- The Few and the Proud: Chief Compliance Officers CCOs make significant contributions to success of an RIA, designing and implementing compliance programs that prevent, detect and correct securities law violations. When major compliance problems occur at firms, CCOs will likely receive regulatory consequences.
- Nothing but the Best Execution Along with the many other fiduciary obligations owed by RIAs, firms owe a duty to seek best execution of clients transactions. If they fail to do, RIAs violate Section 206 of the Investment Advisers Act.

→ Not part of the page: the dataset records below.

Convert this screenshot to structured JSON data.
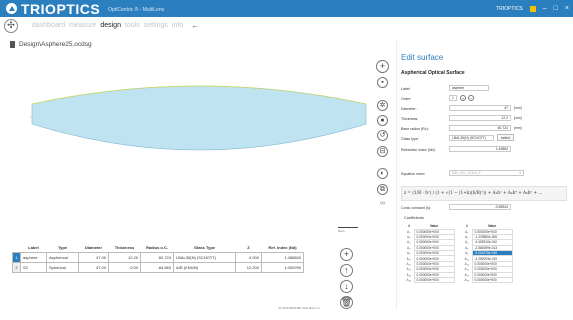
{
  "titlebar": {
    "brand": "TRIOPTICS",
    "subtitle": "OptiCentric ® - MultiLens",
    "user": "TRIOPTICS",
    "accent": "#2c7fbf"
  },
  "nav": {
    "items": [
      "dashboard",
      "measure",
      "design",
      "tools",
      "settings",
      "info"
    ],
    "active_index": 2,
    "back_icon": "arrow-left-icon"
  },
  "file": {
    "path": "Design\\Asphere25.ocdsg"
  },
  "scale": {
    "label": "5mm"
  },
  "table": {
    "headers": [
      "Label",
      "Type",
      "Diameter",
      "Thickness",
      "Radius o.C.",
      "Glass Type",
      "Z",
      "Ref. Index (Nd)"
    ],
    "rows": [
      {
        "num": "1",
        "label": "asphere",
        "type": "Aspherical",
        "diameter": "47.00",
        "thickness": "12.20",
        "radius": "60.724",
        "glass": "LBAL35(N) (SCHOTT)",
        "z": "0.000",
        "ref": "1.458840"
      },
      {
        "num": "2",
        "label": "S2",
        "type": "Spherical",
        "diameter": "47.00",
        "thickness": "0.00",
        "radius": "-84.563",
        "glass": "AIR (KNUM)",
        "z": "12.200",
        "ref": "1.000290"
      }
    ],
    "selected_row": 0
  },
  "footnote": "Air (KNUM/AFRE VALUES) nm",
  "right_panel": {
    "title": "Edit surface",
    "heading": "Aspherical Optical Surface",
    "fields": {
      "label": {
        "label": "Label",
        "value": "asphere"
      },
      "order": {
        "label": "Order:",
        "value": "1"
      },
      "diameter": {
        "label": "Diameter:",
        "value": "47",
        "unit": "[mm]"
      },
      "thickness": {
        "label": "Thickness:",
        "value": "12.2",
        "unit": "[mm]"
      },
      "base_radius": {
        "label": "Base radius (Rc):",
        "value": "60.724",
        "unit": "[mm]"
      },
      "glass_type": {
        "label": "Glass type:",
        "value": "LBAL35(N) (SCHOTT)",
        "button": "select"
      },
      "refractive_index": {
        "label": "Refractive index (Nd):",
        "value": "1.45884"
      },
      "equation_norm": {
        "label": "Equation norm:",
        "value": "DIN_ISO_10110_E"
      },
      "conic_constant": {
        "label": "Conic constant (k):",
        "value": "-0.65944"
      }
    },
    "equation": "z = (1/R · h²) / (1 + √(1 − (1+k)(h/R)²)) + A₂h² + A₄h⁴ + A₆h⁶ + ...",
    "coefficients": {
      "title": "Coefficients",
      "headers": [
        "#",
        "Value",
        "#",
        "Value"
      ],
      "rows": [
        [
          "A₀",
          "0.000000e+000",
          "A₁",
          "0.000000e+000"
        ],
        [
          "A₂",
          "0.000000e+000",
          "A₃",
          "-1.225580e-006"
        ],
        [
          "A₄",
          "0.000000e+000",
          "A₅",
          "-3.452910e-010"
        ],
        [
          "A₆",
          "0.000000e+000",
          "A₇",
          "-2.584089e-013"
        ],
        [
          "A₈",
          "0.000000e+000",
          "A₉",
          "-5.004278e-016"
        ],
        [
          "A₁₀",
          "0.000000e+000",
          "A₁₁",
          "-4.282093e-019"
        ],
        [
          "A₁₂",
          "0.000000e+000",
          "A₁₃",
          "0.000000e+000"
        ],
        [
          "A₁₄",
          "0.000000e+000",
          "A₁₅",
          "0.000000e+000"
        ],
        [
          "A₁₆",
          "0.000000e+000",
          "A₁₇",
          "0.000000e+000"
        ],
        [
          "A₁₈",
          "0.000000e+000",
          "A₁₉",
          "0.000000e+000"
        ]
      ],
      "highlight_row": 4
    }
  },
  "icons": {
    "middle_toolbar": [
      "plus-icon",
      "trash-icon",
      "gear-icon",
      "camera-icon",
      "undo-icon",
      "import-icon",
      "lens-icon",
      "copy-icon",
      "link-icon"
    ],
    "table_actions": [
      "plus-icon",
      "arrow-up-icon",
      "arrow-down-icon",
      "trash-icon"
    ]
  }
}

SIPC's announcement of the online forum, released on September 7, comes on the heels of criticism made on July 30 by Rep. Paul Kanjorski (D-Pennsylvania). Kanjorski asserted that the SIPC, which maintains a reserve fund mandated by Congress to protect the customers of insolvent brokerage firms, as well as the Securities Investor Protection Act (SIPA) are outdated and due for an overhaul.

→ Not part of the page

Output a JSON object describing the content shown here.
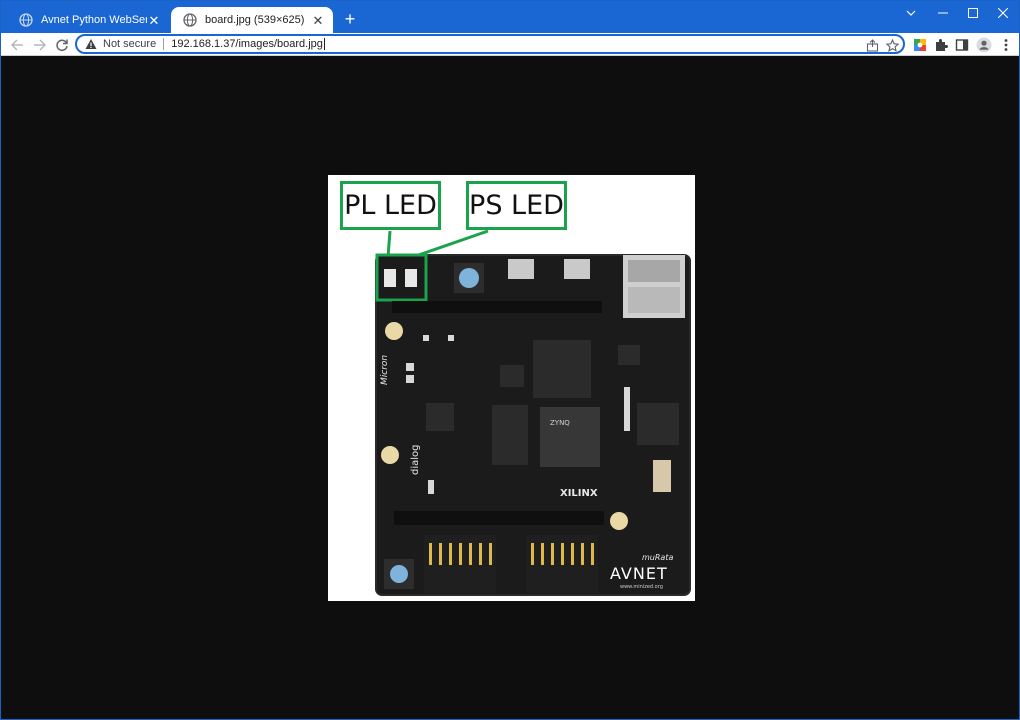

"The many complaints of investors after the failure of Lehman Brothers and the Madoff Ponzi scheme, along with a number of court rulings, make it clear that Congress needs to explore a comprehensive overhaul of SIPA," said Kanjorski, who is chairman of the House Financial Services Subcommittee on Capital Markets, Insurance, and Government Sponsored Enterprises.

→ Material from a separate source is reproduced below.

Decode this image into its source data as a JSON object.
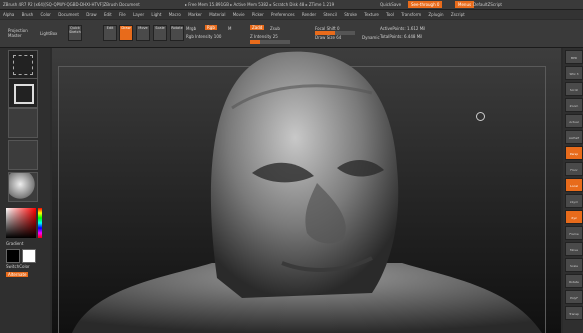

"As part of these efforts, we must also ensure that the SIPC, the entity charged with implementing SIPA, follows the spirit of the existing law and works to protect the best interests of investors," Kanjorski said in his July 30 statement. "Unfortunately, SIPC has denied the claims of customers based on statement balances provided to them by their brokers, yet SIPC expects customers to use those very same statements to report unauthorized trading in their accounts. This paradox results in a customer's statement being meaningless whenever it could harm SIPC, but not when it harms the customer."
The September 14 "listening post" session will be the first of two major national public forums focused on soliciting input about the modernization of SIPC, according to the SIPC release. The effort is part of the SIPC modernization initiative and full-scale review launched on June 17. The SIPC has not been the focus of major new legislation in 30 years.
A 13-member SIPC modernization task force will present its findings in writing to the SIPC board, which will review them with a view to legislative changes. "It is anticipated that written task force reports and related documents will be public, in light of investor interest and a stated interest in the project by Congressman Paul Kanjorski," according to the SIPC release.
"We are hearing from the securities industry, lawyers, and members of Congress, but we also want to be sure to get the views of U.S. investors with no filters and no restrictions on what is said," SIPC Board Chairman Orlan Johnson said in a statement.
To keep abreast of planned SIPC modernization events, go to http://www.SIPCModernization.org.
Read about the House's SIPC hearings in September from the archives of InvestmentAdvisor.com.